Copyright © 2015 Chien-Hung Huang et al. This is an open access article distributed under the Creative Commons Attribution License, which permits unrestricted use, distribution, and reproduction in any medium, provided the original work is properly cited.


Many proteins are known to be associated with cancer diseases. It is quite often that their precise functional role in disease pathogenesis remains unclear. A strategy to gain a better understanding of the function of these proteins is to make use of a combination of different aspects of proteomics data types. In this study, we extended Aragues’s method by employing the protein-protein interaction (PPI) data, domain-domain interaction (DDI) data, weighted domain frequency score (DFS), and cancer linker degree (CLD) data to predict cancer proteins. Performances were benchmarked based on three kinds of experiments as follows: (I) using individual algorithm, (II) combining algorithms, and (III) combining the same classification types of algorithms. When compared with Aragues’s method, our proposed methods, that is, machine learning algorithm and voting with the majority, are significantly superior in all seven performance measures. We demonstrated the accuracy of the proposed method on two independent datasets. The best algorithm can achieve a hit ratio of 89.4% and 72.8% for lung cancer dataset and lung cancer microarray study, respectively.
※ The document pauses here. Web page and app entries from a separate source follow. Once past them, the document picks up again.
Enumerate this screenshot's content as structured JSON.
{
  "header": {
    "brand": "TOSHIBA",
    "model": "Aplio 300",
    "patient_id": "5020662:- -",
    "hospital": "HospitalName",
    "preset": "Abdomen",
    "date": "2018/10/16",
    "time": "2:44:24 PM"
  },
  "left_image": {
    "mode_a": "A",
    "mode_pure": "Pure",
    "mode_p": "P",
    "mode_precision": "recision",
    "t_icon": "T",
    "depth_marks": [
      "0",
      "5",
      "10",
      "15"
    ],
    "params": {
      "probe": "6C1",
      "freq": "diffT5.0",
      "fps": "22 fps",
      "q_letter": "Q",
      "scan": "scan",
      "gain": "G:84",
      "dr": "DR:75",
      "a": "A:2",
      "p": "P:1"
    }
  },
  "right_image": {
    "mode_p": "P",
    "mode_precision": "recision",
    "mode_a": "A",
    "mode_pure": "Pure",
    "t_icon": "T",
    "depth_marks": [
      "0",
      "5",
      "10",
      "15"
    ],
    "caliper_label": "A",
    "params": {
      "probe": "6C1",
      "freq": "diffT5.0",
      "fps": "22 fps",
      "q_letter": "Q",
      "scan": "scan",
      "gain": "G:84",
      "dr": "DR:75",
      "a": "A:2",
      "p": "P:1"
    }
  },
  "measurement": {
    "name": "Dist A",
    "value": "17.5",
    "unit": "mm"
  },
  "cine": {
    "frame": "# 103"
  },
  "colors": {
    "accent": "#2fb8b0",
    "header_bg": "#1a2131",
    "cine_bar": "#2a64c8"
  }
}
It is anticipated that the current research could help understand disease mechanisms and diagnosis.